Mohendra has a Bachelor's degree in Biology and a Masters in Biotechnology. Growing up, he enjoyed learning as much as he could from any and all topics. He has gone on many Wikipedia rabbit holes, scouring to find more interesting facts than the last. He writes to both learn and lead others into their own search of scientific knowledge, both mundane and interesting.

Speak Your Mind!

READ THIS NEXT

Is There A Hereditary Link Between Testicular And Ovarian Cancer?

Our research group at Roswell Park Comprehensive Cancer Center, led by Kirsten Moysich, PhD, MS, is specifically interested in studying risk factors involved in the development of ovarian cancer, from genetic and modifiable risk factors to comorbidities and family histories of other cancers. Using data from the Familial Ovarian Cancer Registry at Roswell Park, we […]

Fuzzy Model Of Residential Energy Decision-Making:Ā Considering Behavioral Economic Concepts

As residential buildings can account for up to 50% of the total energy consumption and greenhouse gas (GHG) emissions in an economy, there is a need for the development and implementation of policies to encourage households towards pro-environmental energy-saving behavior. However, such policies in practice often fail to take into account behavioral economic insights but […]

A Brown Alga That Controls Stress To Keep Its Shape

To maintain its shape and grow, a cell needs strength. While animals, whose cells are “bare,” rely mainly on their cytoskeleton, organisms like fungi, plants, and algae are constrained by the presence of an envelope, the cell wall, which can be very rigid. Some of these walled organisms develop filaments made of an aligned cell, […]

Coral-Reef Growth In South Florida Has Been Stalled For 3,000 Years

Floridaā€™s reefs are now at risk of eroding away Over the last 50 years, coral bleaching, disease, and other human disturbances have caused declines in coral populations that are without precedent in the history of coral-reef science. The ecological degradation of coral-reef ecosystems around the world has now reached a point where further declines are […]

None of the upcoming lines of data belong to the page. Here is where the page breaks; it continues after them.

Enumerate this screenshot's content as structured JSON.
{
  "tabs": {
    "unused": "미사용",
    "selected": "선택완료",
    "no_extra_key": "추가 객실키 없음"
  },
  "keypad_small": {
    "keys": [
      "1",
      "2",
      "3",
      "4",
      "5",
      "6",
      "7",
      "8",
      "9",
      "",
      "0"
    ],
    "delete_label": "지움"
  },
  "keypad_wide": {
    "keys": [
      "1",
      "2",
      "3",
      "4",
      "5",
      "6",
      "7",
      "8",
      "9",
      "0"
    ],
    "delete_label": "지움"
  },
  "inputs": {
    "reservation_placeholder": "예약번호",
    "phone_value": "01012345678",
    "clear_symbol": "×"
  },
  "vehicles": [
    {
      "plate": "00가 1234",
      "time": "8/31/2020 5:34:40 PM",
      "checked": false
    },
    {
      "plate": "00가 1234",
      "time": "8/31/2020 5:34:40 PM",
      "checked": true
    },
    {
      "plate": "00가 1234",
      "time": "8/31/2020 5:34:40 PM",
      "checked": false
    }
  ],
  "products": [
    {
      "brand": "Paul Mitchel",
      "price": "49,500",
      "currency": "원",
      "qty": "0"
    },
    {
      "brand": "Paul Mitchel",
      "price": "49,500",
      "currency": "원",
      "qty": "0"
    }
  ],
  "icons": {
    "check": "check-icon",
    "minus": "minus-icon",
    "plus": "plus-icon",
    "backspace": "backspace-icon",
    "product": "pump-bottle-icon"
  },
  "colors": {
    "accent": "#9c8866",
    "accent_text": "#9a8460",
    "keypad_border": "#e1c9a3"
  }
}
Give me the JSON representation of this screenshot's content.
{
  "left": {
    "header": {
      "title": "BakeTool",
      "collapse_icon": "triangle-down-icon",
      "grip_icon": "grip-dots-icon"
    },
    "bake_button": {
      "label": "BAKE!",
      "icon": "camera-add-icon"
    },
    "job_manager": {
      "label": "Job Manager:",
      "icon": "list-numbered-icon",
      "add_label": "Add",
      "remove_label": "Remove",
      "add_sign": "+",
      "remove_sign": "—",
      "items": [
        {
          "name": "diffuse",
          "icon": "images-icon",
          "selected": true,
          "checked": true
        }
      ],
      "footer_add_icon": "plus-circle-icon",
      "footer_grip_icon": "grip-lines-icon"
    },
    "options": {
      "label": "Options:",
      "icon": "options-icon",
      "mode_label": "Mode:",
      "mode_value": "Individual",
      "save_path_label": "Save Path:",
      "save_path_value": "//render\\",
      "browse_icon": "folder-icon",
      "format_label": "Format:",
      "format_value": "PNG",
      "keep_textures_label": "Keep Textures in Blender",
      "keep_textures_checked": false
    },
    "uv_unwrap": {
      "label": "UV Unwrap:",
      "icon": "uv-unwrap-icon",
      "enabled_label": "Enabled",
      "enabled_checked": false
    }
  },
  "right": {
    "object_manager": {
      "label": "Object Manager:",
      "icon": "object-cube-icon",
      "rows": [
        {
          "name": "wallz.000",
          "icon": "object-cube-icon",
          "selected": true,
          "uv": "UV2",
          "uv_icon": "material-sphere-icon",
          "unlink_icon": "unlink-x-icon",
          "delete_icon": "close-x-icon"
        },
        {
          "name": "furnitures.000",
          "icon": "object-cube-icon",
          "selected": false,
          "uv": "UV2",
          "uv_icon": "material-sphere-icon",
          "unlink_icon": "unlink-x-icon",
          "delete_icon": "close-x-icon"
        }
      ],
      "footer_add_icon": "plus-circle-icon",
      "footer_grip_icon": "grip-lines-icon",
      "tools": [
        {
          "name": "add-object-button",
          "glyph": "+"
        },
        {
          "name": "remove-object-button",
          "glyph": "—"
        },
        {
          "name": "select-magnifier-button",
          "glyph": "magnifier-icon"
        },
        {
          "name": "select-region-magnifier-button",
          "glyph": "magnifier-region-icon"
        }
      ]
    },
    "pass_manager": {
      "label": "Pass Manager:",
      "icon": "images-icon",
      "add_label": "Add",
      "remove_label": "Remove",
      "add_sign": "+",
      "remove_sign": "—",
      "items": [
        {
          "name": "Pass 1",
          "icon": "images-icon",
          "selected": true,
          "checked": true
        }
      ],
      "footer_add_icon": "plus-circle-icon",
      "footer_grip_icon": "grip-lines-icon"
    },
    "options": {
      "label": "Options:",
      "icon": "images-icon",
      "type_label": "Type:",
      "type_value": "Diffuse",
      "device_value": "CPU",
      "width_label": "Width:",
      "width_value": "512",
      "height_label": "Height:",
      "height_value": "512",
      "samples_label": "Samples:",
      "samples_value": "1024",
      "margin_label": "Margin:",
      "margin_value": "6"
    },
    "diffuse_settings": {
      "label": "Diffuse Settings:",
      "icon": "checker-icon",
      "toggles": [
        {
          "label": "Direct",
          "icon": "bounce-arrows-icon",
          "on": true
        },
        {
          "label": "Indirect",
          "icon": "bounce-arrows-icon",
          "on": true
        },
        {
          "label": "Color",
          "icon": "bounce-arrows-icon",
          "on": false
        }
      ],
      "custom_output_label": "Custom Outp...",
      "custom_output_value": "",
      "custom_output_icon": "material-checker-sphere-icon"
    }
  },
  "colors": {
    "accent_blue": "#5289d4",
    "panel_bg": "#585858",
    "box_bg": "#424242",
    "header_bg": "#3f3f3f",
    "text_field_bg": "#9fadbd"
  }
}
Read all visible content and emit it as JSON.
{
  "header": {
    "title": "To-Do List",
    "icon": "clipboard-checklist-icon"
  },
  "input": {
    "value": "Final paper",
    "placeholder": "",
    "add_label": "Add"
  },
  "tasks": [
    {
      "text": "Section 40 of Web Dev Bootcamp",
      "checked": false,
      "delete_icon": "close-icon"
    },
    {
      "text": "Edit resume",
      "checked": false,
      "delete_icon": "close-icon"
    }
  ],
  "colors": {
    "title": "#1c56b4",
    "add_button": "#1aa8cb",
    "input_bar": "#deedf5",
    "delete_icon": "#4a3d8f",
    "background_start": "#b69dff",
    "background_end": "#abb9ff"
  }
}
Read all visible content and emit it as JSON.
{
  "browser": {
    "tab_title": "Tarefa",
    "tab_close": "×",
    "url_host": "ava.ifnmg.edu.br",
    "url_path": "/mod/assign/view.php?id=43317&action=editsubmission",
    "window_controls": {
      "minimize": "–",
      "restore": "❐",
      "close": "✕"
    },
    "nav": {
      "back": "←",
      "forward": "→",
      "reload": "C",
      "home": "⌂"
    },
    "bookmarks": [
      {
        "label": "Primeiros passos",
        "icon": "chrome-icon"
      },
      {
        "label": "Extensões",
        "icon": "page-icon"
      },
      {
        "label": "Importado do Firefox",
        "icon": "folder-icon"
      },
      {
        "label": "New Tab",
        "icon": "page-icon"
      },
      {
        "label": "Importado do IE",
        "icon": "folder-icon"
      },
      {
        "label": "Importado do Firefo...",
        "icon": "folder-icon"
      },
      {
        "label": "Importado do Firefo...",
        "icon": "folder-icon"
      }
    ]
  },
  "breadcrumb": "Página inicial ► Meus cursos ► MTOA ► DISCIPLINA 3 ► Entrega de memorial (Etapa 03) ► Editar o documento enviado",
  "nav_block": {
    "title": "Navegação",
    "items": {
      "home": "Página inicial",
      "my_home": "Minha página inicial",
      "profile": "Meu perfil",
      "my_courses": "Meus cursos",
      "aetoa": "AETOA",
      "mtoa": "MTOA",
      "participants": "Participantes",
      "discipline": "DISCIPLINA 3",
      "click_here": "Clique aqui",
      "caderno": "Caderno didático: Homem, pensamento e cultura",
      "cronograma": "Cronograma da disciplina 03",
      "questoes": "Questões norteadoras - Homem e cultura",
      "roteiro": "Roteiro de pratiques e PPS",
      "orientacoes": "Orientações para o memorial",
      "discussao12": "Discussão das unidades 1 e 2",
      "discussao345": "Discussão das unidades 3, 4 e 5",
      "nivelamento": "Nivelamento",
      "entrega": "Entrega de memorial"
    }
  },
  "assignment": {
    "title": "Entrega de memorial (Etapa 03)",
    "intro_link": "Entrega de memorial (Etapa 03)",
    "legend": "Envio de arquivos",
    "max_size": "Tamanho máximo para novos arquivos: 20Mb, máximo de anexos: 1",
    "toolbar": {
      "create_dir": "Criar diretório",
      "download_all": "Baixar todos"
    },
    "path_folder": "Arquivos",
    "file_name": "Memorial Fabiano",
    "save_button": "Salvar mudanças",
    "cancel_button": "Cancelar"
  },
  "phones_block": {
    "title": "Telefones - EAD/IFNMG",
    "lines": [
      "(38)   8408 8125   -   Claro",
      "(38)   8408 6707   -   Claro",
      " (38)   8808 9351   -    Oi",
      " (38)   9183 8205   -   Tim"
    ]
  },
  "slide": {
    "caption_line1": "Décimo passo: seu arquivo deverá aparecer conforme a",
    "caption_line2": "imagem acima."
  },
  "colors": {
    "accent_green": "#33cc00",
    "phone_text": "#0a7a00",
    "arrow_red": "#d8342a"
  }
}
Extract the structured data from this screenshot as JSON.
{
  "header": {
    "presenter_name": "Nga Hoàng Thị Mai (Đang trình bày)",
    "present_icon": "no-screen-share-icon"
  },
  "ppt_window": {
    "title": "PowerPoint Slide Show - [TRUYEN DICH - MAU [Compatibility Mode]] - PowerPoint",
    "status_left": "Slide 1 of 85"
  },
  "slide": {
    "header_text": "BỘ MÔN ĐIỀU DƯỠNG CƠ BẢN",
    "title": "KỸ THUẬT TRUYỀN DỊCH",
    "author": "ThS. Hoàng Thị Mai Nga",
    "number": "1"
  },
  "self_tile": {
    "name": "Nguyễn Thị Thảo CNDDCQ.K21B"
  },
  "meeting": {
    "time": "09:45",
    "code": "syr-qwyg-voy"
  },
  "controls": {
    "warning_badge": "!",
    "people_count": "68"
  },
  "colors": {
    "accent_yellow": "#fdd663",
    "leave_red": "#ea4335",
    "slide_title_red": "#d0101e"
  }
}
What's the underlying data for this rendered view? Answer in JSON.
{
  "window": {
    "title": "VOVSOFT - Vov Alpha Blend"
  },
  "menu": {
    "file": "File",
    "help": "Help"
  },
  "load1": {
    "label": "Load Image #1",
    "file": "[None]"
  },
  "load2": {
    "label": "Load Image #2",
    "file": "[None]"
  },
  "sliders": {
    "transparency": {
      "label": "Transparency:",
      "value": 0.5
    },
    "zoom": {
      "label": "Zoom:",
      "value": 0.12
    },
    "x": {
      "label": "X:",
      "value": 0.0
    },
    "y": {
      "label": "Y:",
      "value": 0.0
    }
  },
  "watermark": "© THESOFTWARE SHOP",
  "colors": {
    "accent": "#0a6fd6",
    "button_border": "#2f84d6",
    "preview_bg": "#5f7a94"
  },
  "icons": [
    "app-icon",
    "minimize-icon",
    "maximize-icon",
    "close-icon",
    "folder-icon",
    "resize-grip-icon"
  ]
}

Coal Fly Ash Cenospheres For Immobilization Of Alkaline Radioactive Waste In Mineral-Like Compounds

Alkaline high-level wastes are produced inĀ nuclear fuel reprocessing plants as a result of the neutralization of initially acidic solutions with sodium hydroxide. The typical neutralized alkaline wastes are tank supernatants in the United States at DOE sites (Hanford, Savannah River, Oak Ridge) having the actual NaOH concentration of 0.75 to 7 M. Radioactive alkaline solutions […]

Sea Lion Vs Seal: Here’s The Difference

When comparing a sea lion vs. seal you can spot the difference a few ways, one of which is the lack or presence of an ear. Seals lack an external ear flap whereas sea lions have an external ear flap that is visible. In addition, sea lions have a loud bark and walk on their […]

Study Of Aspirational Pursuits In Dating Defines What “Out Of Your League” Means

Online dating sites have become a large part of how people meet one another and start relationships, with some estimates saying that approximately 20% of all people in committed relationships met their partner online. In order to gain insights about how people interact over online dating platforms, researchers from the University of Michigan analyzed data […]